Half of all Medicare beneficiaries spent at least $3,595, or 18 percent, of their own money on health care in 2011, a new study by AARP states.
The study assesses the out-of-pocket spending burden on Medicare beneficiaries enrolled in the traditional Medicare program, using data from the most-recent Medicare Current Beneficiary Survey. It found that while Medicare “is a vital program that helps older adults and people with a disability pay for needed health care services,” it does not cover all health care costs.
Paying for needed health care costs was more of a burden “for the sickest, oldest and near-poor beneficiaries.” One in every 10 Medicare beneficiaries spent more than $10,400 for out-of-pocket expenses during the survey year of 2011.
The study stated that 88 percent of Medicare participants had some form of supplemental coverage. So even with this extra coverage, some Medicare beneficiaries faced high costs for services, especially if they became sick.
Total mean and median out-of-pocket spending was highest for those 85 and over, and about 10 percent higher for women than for men.

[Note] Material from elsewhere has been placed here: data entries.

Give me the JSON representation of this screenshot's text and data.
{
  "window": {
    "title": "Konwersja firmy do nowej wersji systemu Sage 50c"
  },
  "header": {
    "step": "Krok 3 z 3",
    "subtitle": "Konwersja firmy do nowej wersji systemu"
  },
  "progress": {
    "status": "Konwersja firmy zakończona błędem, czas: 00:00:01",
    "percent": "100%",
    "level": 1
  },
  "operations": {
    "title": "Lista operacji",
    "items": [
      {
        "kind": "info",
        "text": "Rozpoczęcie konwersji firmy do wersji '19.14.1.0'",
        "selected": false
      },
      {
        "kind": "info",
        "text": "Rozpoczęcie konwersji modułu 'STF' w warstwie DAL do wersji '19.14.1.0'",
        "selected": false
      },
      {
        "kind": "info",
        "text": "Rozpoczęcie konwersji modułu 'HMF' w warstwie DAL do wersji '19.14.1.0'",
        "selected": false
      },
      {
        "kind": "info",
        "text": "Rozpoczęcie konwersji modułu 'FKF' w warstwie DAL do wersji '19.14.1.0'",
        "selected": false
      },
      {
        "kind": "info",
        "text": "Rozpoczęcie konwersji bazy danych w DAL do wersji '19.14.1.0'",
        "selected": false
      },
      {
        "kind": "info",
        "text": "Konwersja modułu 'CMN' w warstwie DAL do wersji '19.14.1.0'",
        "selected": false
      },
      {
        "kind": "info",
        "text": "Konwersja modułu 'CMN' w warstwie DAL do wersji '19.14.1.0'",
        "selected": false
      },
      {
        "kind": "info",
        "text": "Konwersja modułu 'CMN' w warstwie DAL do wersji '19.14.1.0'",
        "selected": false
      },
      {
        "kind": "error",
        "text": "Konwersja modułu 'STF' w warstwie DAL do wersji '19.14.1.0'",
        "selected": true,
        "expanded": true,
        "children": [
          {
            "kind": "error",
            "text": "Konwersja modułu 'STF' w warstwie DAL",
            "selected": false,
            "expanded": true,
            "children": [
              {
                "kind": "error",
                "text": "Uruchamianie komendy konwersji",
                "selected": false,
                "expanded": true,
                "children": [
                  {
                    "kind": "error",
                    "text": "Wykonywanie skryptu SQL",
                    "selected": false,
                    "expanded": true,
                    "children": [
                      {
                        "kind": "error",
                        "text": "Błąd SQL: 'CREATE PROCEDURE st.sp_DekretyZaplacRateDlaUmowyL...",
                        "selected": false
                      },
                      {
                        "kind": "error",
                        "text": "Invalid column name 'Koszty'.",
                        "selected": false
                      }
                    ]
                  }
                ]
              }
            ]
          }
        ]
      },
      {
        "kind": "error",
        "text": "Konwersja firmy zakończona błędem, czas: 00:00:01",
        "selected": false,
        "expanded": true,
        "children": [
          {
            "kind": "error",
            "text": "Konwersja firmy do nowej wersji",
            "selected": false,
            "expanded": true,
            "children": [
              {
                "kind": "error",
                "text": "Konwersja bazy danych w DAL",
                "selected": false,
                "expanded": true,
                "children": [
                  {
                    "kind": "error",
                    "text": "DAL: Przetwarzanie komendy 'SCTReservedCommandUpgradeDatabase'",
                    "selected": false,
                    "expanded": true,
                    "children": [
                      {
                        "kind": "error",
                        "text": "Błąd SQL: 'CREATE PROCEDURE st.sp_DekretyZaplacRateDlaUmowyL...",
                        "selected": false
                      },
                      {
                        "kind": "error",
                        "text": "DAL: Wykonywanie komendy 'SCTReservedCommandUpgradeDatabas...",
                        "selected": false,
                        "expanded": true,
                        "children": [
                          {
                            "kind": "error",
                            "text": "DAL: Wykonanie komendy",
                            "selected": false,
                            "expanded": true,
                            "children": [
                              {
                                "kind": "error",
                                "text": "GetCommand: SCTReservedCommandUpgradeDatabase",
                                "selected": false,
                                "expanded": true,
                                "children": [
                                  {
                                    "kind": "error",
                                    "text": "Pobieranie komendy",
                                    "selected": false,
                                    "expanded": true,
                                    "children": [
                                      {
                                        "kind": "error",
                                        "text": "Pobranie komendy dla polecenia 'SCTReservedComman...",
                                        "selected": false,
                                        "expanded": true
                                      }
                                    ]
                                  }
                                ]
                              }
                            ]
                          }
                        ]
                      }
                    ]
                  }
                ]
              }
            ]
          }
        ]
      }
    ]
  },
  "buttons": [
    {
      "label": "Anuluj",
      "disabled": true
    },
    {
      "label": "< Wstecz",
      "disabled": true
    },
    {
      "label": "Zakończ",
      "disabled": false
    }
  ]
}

Health care spending tended to rise with income, but spending as a percentage of income was higher for those with lower income levels.